■ Work to complete
The answer must consist of every line in the data below that holds the word "JSON".

Data records for software interfaces:
————————
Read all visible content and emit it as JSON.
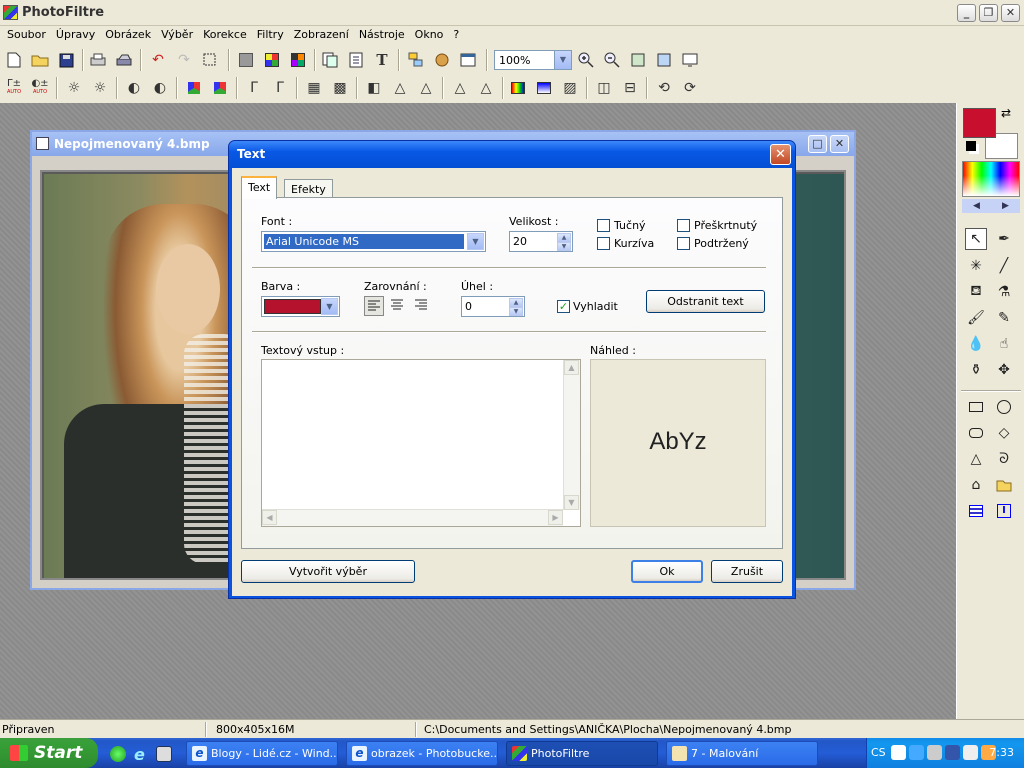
{
  "app": {
    "title": "PhotoFiltre"
  },
  "menu": [
    "Soubor",
    "Úpravy",
    "Obrázek",
    "Výběr",
    "Korekce",
    "Filtry",
    "Zobrazení",
    "Nástroje",
    "Okno",
    "?"
  ],
  "toolbar1": {
    "zoom_value": "100%"
  },
  "toolbar2": {
    "auto_label_1": "AUTO",
    "auto_label_2": "AUTO"
  },
  "document": {
    "title": "Nepojmenovaný 4.bmp"
  },
  "dialog": {
    "title": "Text",
    "tabs": [
      "Text",
      "Efekty"
    ],
    "font_label": "Font :",
    "font_value": "Arial Unicode MS",
    "size_label": "Velikost :",
    "size_value": "20",
    "checkboxes": [
      {
        "label": "Tučný",
        "checked": false
      },
      {
        "label": "Kurzíva",
        "checked": false
      },
      {
        "label": "Přeškrtnutý",
        "checked": false
      },
      {
        "label": "Podtržený",
        "checked": false
      }
    ],
    "color_label": "Barva :",
    "color_value": "#b5122e",
    "align_label": "Zarovnání :",
    "angle_label": "Úhel :",
    "angle_value": "0",
    "smooth_label": "Vyhladit",
    "smooth_checked": true,
    "remove_text_button": "Odstranit text",
    "text_input_label": "Textový vstup :",
    "preview_label": "Náhled :",
    "preview_text": "AbYz",
    "create_selection_button": "Vytvořit výběr",
    "ok_button": "Ok",
    "cancel_button": "Zrušit"
  },
  "palette": {
    "foreground_color": "#c8102e",
    "background_color": "#ffffff"
  },
  "statusbar": {
    "status": "Připraven",
    "image_info": "800x405x16M",
    "path": "C:\\Documents and Settings\\ANIČKA\\Plocha\\Nepojmenovaný 4.bmp"
  },
  "taskbar": {
    "start_label": "Start",
    "tasks": [
      {
        "label": "Blogy - Lidé.cz - Wind...",
        "active": false
      },
      {
        "label": "obrazek - Photobucke...",
        "active": false
      },
      {
        "label": "PhotoFiltre",
        "active": true
      },
      {
        "label": "7 - Malování",
        "active": false
      }
    ],
    "language": "CS",
    "clock": "7:33"
  }
}
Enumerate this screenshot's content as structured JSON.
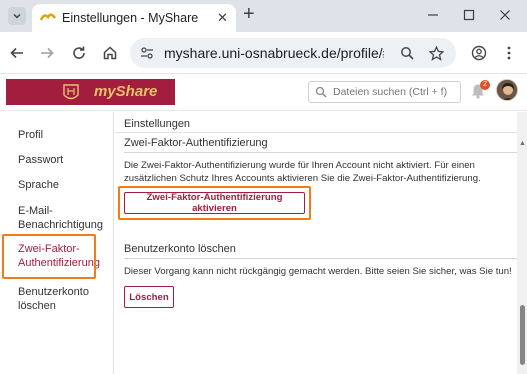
{
  "browser": {
    "tab_title": "Einstellungen - MyShare",
    "url": "myshare.uni-osnabrueck.de/profile/#tw..."
  },
  "app": {
    "logo_text": "myShare",
    "search_placeholder": "Dateien suchen (Ctrl + f)",
    "notification_count": "2"
  },
  "sidebar": {
    "items": [
      {
        "label": "Profil"
      },
      {
        "label": "Passwort"
      },
      {
        "label": "Sprache"
      },
      {
        "label": "E-Mail-Benachrichtigung"
      },
      {
        "label": "Zwei-Faktor-Authentifizierung"
      },
      {
        "label": "Benutzerkonto löschen"
      }
    ]
  },
  "main": {
    "title": "Einstellungen",
    "twofa": {
      "heading": "Zwei-Faktor-Authentifizierung",
      "description": "Die Zwei-Faktor-Authentifizierung wurde für Ihren Account nicht aktiviert. Für einen zusätzlichen Schutz Ihres Accounts aktivieren Sie die Zwei-Faktor-Authentifizierung.",
      "button": "Zwei-Faktor-Authentifizierung aktivieren"
    },
    "delete": {
      "heading": "Benutzerkonto löschen",
      "description": "Dieser Vorgang kann nicht rückgängig gemacht werden. Bitte seien Sie sicher, was Sie tun!",
      "button": "Löschen"
    }
  },
  "colors": {
    "brand": "#a31d3f",
    "highlight": "#f07d1a"
  }
}
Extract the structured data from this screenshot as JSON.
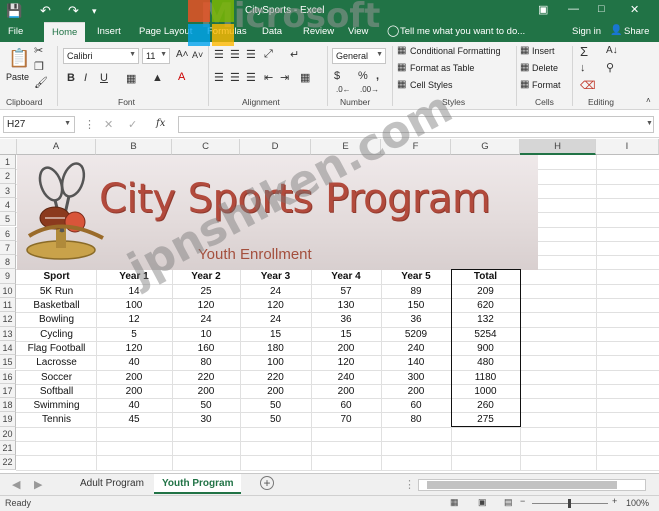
{
  "titlebar": {
    "title": "CitySports - Excel",
    "save_icon": "save-icon",
    "undo_icon": "undo-icon",
    "redo_icon": "redo-icon"
  },
  "tabs": [
    {
      "label": "File"
    },
    {
      "label": "Home"
    },
    {
      "label": "Insert"
    },
    {
      "label": "Page Layout"
    },
    {
      "label": "Formulas"
    },
    {
      "label": "Data"
    },
    {
      "label": "Review"
    },
    {
      "label": "View"
    }
  ],
  "tellme": "Tell me what you want to do...",
  "signin": "Sign in",
  "share": "Share",
  "ribbon": {
    "clipboard": {
      "label": "Clipboard",
      "paste": "Paste"
    },
    "font": {
      "label": "Font",
      "name": "Calibri",
      "size": "11"
    },
    "alignment": {
      "label": "Alignment"
    },
    "number": {
      "label": "Number",
      "format": "General"
    },
    "styles": {
      "label": "Styles",
      "conditional": "Conditional Formatting",
      "table": "Format as Table",
      "cell": "Cell Styles"
    },
    "cells": {
      "label": "Cells",
      "insert": "Insert",
      "delete": "Delete",
      "format": "Format"
    },
    "editing": {
      "label": "Editing"
    }
  },
  "namebox": "H27",
  "fx": "fx",
  "columns": [
    "A",
    "B",
    "C",
    "D",
    "E",
    "F",
    "G",
    "H",
    "I"
  ],
  "rows": [
    "1",
    "2",
    "3",
    "4",
    "5",
    "6",
    "7",
    "8",
    "9",
    "10",
    "11",
    "12",
    "13",
    "14",
    "15",
    "16",
    "17",
    "18",
    "19",
    "20",
    "21",
    "22"
  ],
  "banner": {
    "title": "City Sports Program",
    "subtitle": "Youth Enrollment"
  },
  "table": {
    "headers": [
      "Sport",
      "Year 1",
      "Year 2",
      "Year 3",
      "Year 4",
      "Year 5",
      "Total"
    ],
    "rows": [
      [
        "5K Run",
        "14",
        "25",
        "24",
        "57",
        "89",
        "209"
      ],
      [
        "Basketball",
        "100",
        "120",
        "120",
        "130",
        "150",
        "620"
      ],
      [
        "Bowling",
        "12",
        "24",
        "24",
        "36",
        "36",
        "132"
      ],
      [
        "Cycling",
        "5",
        "10",
        "15",
        "15",
        "5209",
        "5254"
      ],
      [
        "Flag Football",
        "120",
        "160",
        "180",
        "200",
        "240",
        "900"
      ],
      [
        "Lacrosse",
        "40",
        "80",
        "100",
        "120",
        "140",
        "480"
      ],
      [
        "Soccer",
        "200",
        "220",
        "220",
        "240",
        "300",
        "1180"
      ],
      [
        "Softball",
        "200",
        "200",
        "200",
        "200",
        "200",
        "1000"
      ],
      [
        "Swimming",
        "40",
        "50",
        "50",
        "60",
        "60",
        "260"
      ],
      [
        "Tennis",
        "45",
        "30",
        "50",
        "70",
        "80",
        "275"
      ]
    ]
  },
  "sheets": [
    {
      "label": "Adult Program"
    },
    {
      "label": "Youth Program"
    }
  ],
  "status": {
    "ready": "Ready",
    "zoom": "100%"
  },
  "watermark": {
    "brand": "Microsoft",
    "site": "jpnshiken.com"
  }
}
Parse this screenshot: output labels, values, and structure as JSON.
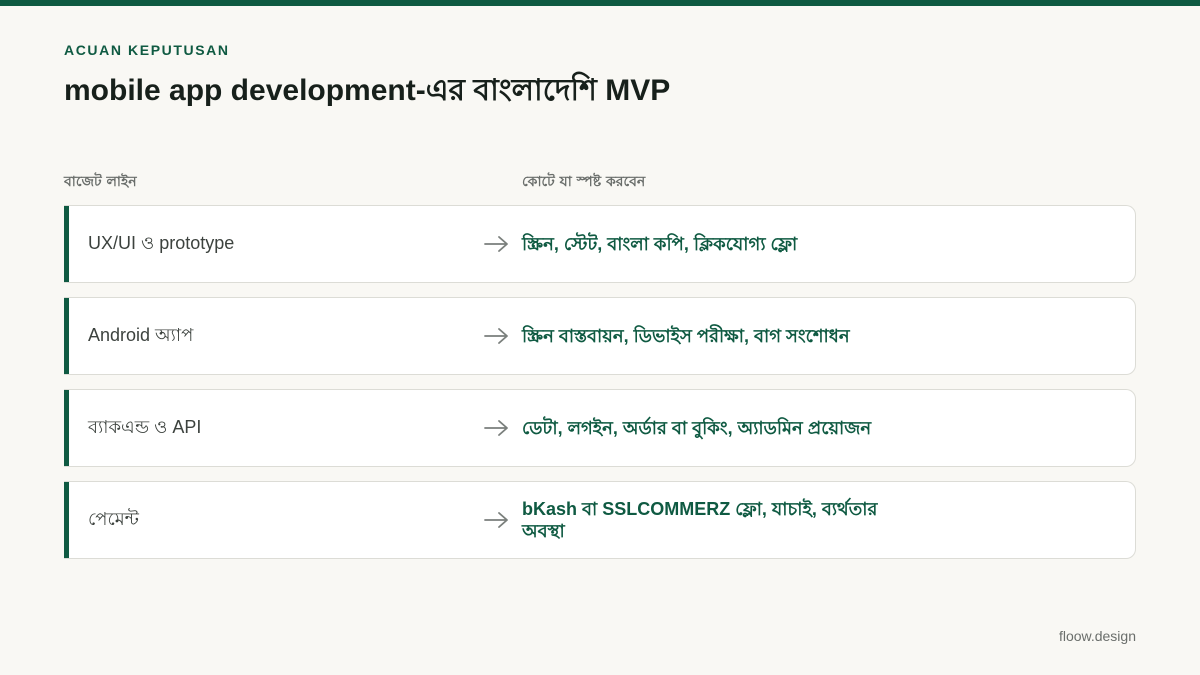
{
  "header": {
    "eyebrow": "ACUAN KEPUTUSAN",
    "title": "mobile app development-এর বাংলাদেশি MVP"
  },
  "columns": {
    "left": "বাজেট লাইন",
    "right": "কোটে যা স্পষ্ট করবেন"
  },
  "rows": [
    {
      "label": "UX/UI ও prototype",
      "detail": "স্ক্রিন, স্টেট, বাংলা কপি, ক্লিকযোগ্য ফ্লো"
    },
    {
      "label": "Android অ্যাপ",
      "detail": "স্ক্রিন বাস্তবায়ন, ডিভাইস পরীক্ষা, বাগ সংশোধন"
    },
    {
      "label": "ব্যাকএন্ড ও API",
      "detail": "ডেটা, লগইন, অর্ডার বা বুকিং, অ্যাডমিন প্রয়োজন"
    },
    {
      "label": "পেমেন্ট",
      "detail": "bKash বা SSLCOMMERZ ফ্লো, যাচাই, ব্যর্থতার অবস্থা"
    }
  ],
  "icons": {
    "row_arrow": "arrow-right-icon"
  },
  "colors": {
    "accent": "#0f5a42",
    "background": "#f9f8f4"
  },
  "footer": {
    "brand": "floow.design"
  }
}
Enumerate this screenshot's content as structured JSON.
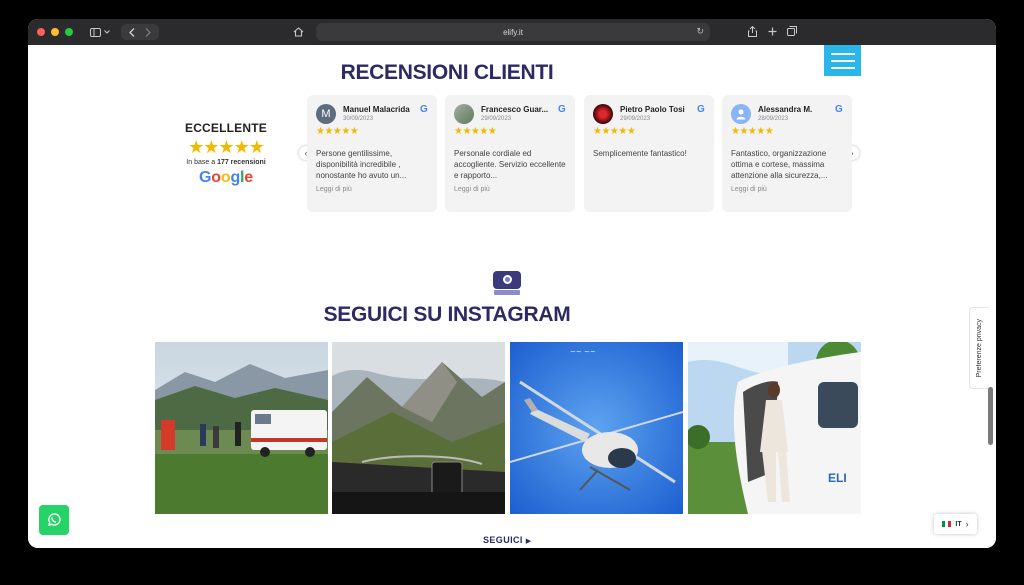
{
  "browser": {
    "url": "elify.it"
  },
  "reviews": {
    "title": "RECENSIONI CLIENTI",
    "summary": {
      "rating_word": "ECCELLENTE",
      "stars": "★★★★★",
      "based_prefix": "In base a",
      "count": "177 recensioni",
      "logo": [
        "G",
        "o",
        "o",
        "g",
        "l",
        "e"
      ]
    },
    "items": [
      {
        "name": "Manuel Malacrida",
        "date": "30/09/2023",
        "stars": "★★★★★",
        "text": "Persone gentilissime, disponibilità incredibile , nonostante ho avuto un...",
        "more": "Leggi di più",
        "avatar": "M",
        "avatar_color": "#5d6d7e"
      },
      {
        "name": "Francesco Guar...",
        "date": "29/09/2023",
        "stars": "★★★★★",
        "text": "Personale cordiale ed accogliente. Servizio eccellente e rapporto...",
        "more": "Leggi di più",
        "avatar": "",
        "avatar_color": "#7c8e6a"
      },
      {
        "name": "Pietro Paolo Tosi",
        "date": "29/09/2023",
        "stars": "★★★★★",
        "text": "Semplicemente fantastico!",
        "more": "",
        "avatar": "",
        "avatar_color": "#7a0f12"
      },
      {
        "name": "Alessandra M.",
        "date": "28/09/2023",
        "stars": "★★★★★",
        "text": "Fantastico, organizzazione ottima e cortese, massima attenzione alla sicurezza,...",
        "more": "Leggi di più",
        "avatar": "",
        "avatar_color": "#8ab4f8"
      }
    ],
    "prev_icon": "chevron-left-icon",
    "next_icon": "chevron-right-icon"
  },
  "instagram": {
    "title": "SEGUICI SU INSTAGRAM",
    "follow_label": "SEGUICI"
  },
  "privacy_tab": "Preferenze privacy",
  "language": "IT",
  "colors": {
    "title": "#2d2a63",
    "accent": "#29b6e8",
    "star": "#f5b800",
    "whatsapp": "#25d366"
  }
}
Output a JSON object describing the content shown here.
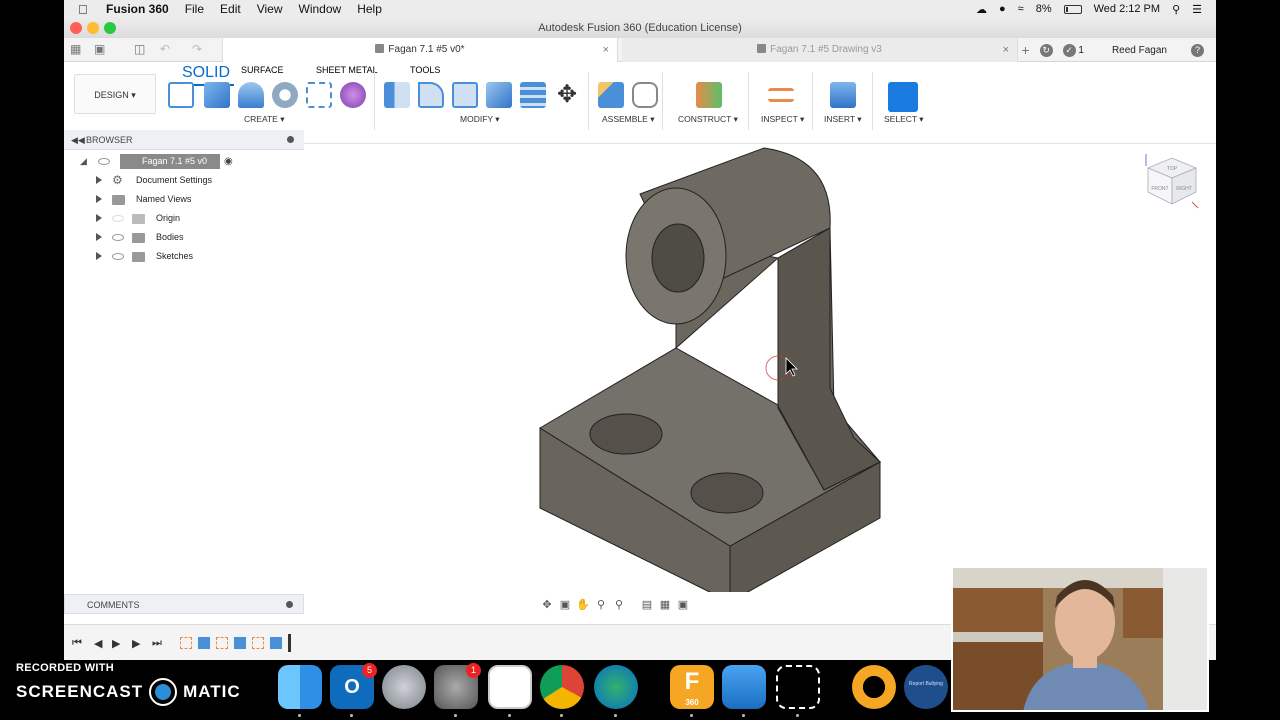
{
  "menubar": {
    "app": "Fusion 360",
    "items": [
      "File",
      "Edit",
      "View",
      "Window",
      "Help"
    ],
    "battery": "8%",
    "clock": "Wed 2:12 PM"
  },
  "window_title": "Autodesk Fusion 360 (Education License)",
  "tabs": {
    "active": "Fagan 7.1 #5 v0*",
    "inactive": "Fagan 7.1 #5 Drawing v3"
  },
  "user": {
    "job_count": "1",
    "name": "Reed Fagan",
    "help": "?"
  },
  "workspace": "DESIGN",
  "toolbar_tabs": [
    "SOLID",
    "SURFACE",
    "SHEET METAL",
    "TOOLS"
  ],
  "groups": [
    "CREATE",
    "MODIFY",
    "ASSEMBLE",
    "CONSTRUCT",
    "INSPECT",
    "INSERT",
    "SELECT"
  ],
  "browser": {
    "header": "BROWSER",
    "root": "Fagan 7.1 #5 v0",
    "items": [
      "Document Settings",
      "Named Views",
      "Origin",
      "Bodies",
      "Sketches"
    ]
  },
  "comments": "COMMENTS",
  "viewcube": {
    "top": "TOP",
    "front": "FRONT",
    "right": "RIGHT"
  },
  "watermark": {
    "line1": "RECORDED WITH",
    "line2a": "SCREENCAST",
    "line2b": "MATIC"
  },
  "dock": {
    "outlook_badge": "5",
    "prefs_badge": "1",
    "fusion_label": "360",
    "report_label": "Report Bullying"
  },
  "colors": {
    "accent": "#0a6cc9",
    "model": "#6b655a",
    "close": "#ff5f57",
    "min": "#febc2e",
    "max": "#28c840"
  }
}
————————
■ Task result
Read all visible content and emit it as JSON.
Enumerate this screenshot's content as structured JSON.
Extract the structured data from this screenshot as JSON.
Parse this screenshot: output labels, values, and structure as JSON.
Enumerate this screenshot's content as structured JSON.
Output a JSON object describing the content shown here.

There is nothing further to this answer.